9.    Banned Items

9.1.    The following items are not permitted on the school site: caps, stink-bombs, lighters, cigarettes, skateboards, roller skates, laser pens, steel-capped boots and other non-uniform footwear, jewellery including facial piercings and junk food*.  This list is not exhaustive and the school maintains the right to confiscate any item that is considered dangerous, offensive, inappropriate and that compromises safety or that has been identified as banned.

9.2.    Junk food includes crisps, chocolate, sweets, pastries, fizzy drinks and juices, high sugar foods and all forms of fast food.  Students are only permitted to bring water, fizzy water and flavoured water to school.

9.3.    The following items are considered dangerous and are also banned: fireworks, illegal drugs, solvents, knives, blades, pointed items, alcohol, guns (including plastic toys or replicas).

9.4.    Students found in possession of ‘banned’ items will have them confiscated and may be excluded from school. In relation to dangerous items, it is likely the school will involve the Police. The school has the authority to ‘dispose’ of banned items.

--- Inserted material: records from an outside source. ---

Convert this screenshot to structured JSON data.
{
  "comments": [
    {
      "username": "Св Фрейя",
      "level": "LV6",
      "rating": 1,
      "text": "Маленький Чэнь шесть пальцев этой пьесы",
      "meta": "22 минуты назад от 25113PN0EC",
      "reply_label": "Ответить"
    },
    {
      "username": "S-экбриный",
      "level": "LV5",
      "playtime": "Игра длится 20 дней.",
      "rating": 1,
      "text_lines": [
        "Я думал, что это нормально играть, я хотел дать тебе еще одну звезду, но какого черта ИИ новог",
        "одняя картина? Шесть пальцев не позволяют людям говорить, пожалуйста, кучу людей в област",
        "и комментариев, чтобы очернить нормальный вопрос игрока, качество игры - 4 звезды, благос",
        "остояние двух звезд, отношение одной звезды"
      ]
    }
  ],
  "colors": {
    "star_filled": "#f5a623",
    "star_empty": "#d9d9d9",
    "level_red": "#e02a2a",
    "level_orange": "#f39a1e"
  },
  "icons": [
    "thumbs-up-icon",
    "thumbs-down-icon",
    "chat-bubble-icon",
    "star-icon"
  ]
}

10.    Malicious Accusations

10.1.    Where students are found to have made malicious accusations against a member of staff that are proved unfounded the school will exclude the student concerned. Dependent on the severity of the accusation and the distress caused, this exclusion may be permanent.

11.    Parents/Carers

11.1.    Parents/carers are expected to behave in an adult, mature and amicable fashion at all times when on the school site or in conversation with members of staff.

11.2.    When a parent’s behaviour is giving on-going cause for concern for the governing body has the authority to ban the parent from site.

12.    Detentions

12.1.    Detentions are used as a sanction in response to punctuality, poor quality classwork, lack of or poor quality homework and behaviour concerns.

12.2.    Staff may issue ‘no notice’ detentions but are advised to give parents 24 hours written notice in the student planner, if a student is to be detained for a significant period of time after the school day, or on a Saturday. Parental consent is not required.

Alan Jones
July 2014
Deputy Headteacher